George Shultz, former head of the U.S. Treasury and State departments, died Saturday. He was 100 years old.
“Our colleague was a great American statesman and a true patriot in every sense of the word. He will be remembered in history as a man who made the world a better place,” said Condoleezza Rice, former Secretary of State and current director of the Hoover Institution, in a release sent to Newsweek.
Shultz held three different cabinet positions under former President Richard Nixon, including Treasury secretary, director of Management and Budget, and Labor secretary.
Shultz also served for six years as former President Ronald Reagan’s secretary of state, where he helped shape U.S. foreign policy during the closed phase of the Cold War.

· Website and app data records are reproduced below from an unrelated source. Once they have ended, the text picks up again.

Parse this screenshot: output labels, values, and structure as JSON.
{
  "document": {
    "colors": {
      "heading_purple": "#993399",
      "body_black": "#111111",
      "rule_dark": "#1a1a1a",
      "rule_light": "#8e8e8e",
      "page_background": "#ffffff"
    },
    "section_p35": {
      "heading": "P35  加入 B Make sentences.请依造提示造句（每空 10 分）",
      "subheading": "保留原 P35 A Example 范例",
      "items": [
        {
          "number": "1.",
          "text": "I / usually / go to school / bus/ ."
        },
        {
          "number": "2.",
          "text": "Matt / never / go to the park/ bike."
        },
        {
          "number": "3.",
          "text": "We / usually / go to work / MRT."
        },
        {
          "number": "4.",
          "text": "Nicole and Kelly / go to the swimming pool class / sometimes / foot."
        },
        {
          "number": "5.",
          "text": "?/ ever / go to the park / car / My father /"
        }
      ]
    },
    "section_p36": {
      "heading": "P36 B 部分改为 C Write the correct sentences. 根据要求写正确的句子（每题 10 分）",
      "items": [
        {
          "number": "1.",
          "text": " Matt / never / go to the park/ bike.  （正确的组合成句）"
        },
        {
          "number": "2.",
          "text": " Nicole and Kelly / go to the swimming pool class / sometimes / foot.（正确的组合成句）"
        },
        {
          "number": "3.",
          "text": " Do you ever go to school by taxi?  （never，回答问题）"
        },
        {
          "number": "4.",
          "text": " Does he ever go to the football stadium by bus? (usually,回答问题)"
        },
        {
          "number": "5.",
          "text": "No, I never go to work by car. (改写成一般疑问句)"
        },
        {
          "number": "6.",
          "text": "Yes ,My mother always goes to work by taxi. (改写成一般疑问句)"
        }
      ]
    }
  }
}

He encouraged Reagan to pursue dialogue with Soviet Union leaders despite opposition from the Pentagon and other government officials at the time.
“I always thought of Shultz as a stabilizer,” John Lewis Gaddis, Yale University professor and Cold War historian, told The Wall Street Journal. “If you think of great ships going across the ocean, the captain sets the course, but somebody has to keep it on course.”
Shultz was also one of eight former Treasury secretaries who signed a letter urging the Senate to promptly confirm the appointment of Janet Yellen to the position in January, claiming that delaying confirmation would “create unnecessary risk.” Yellen was confirmed later that month.
Shultz celebrated his 100th birthday on December 13 at a virtual gathering at the Hoover Institution.
Before his centennial celebration, Shultz wrote an op-ed for The Washington Post entitled “The 10 Most Important Things I’ve Learned About Trust Over My 100 Years.”
“I’ve learned much over that time, but looking back, I’m struck that there is one lesson I learned early and then relearned over and over: Trust is the coin of the realm,” wrote Shultz.
“When trust was in the room, whatever room that was—the family room, the schoolroom, the locker room, the office room, the government room or the military room—good things happened,” Shultz added. “When trust was not in the room, good things did not happen.”
Shultz died in his home in California.
He is survived by his wife, Charlotte Mailliard Shultz, and his five children—Margaret Ann Tilsworth, Kathlee Pratt Shultz Jorgensen, Peter Milton Shultz, Barbara Lennox Shultz White, and Alexander George Shultz—as well as 11 grandchildren and nine great-grandchildren.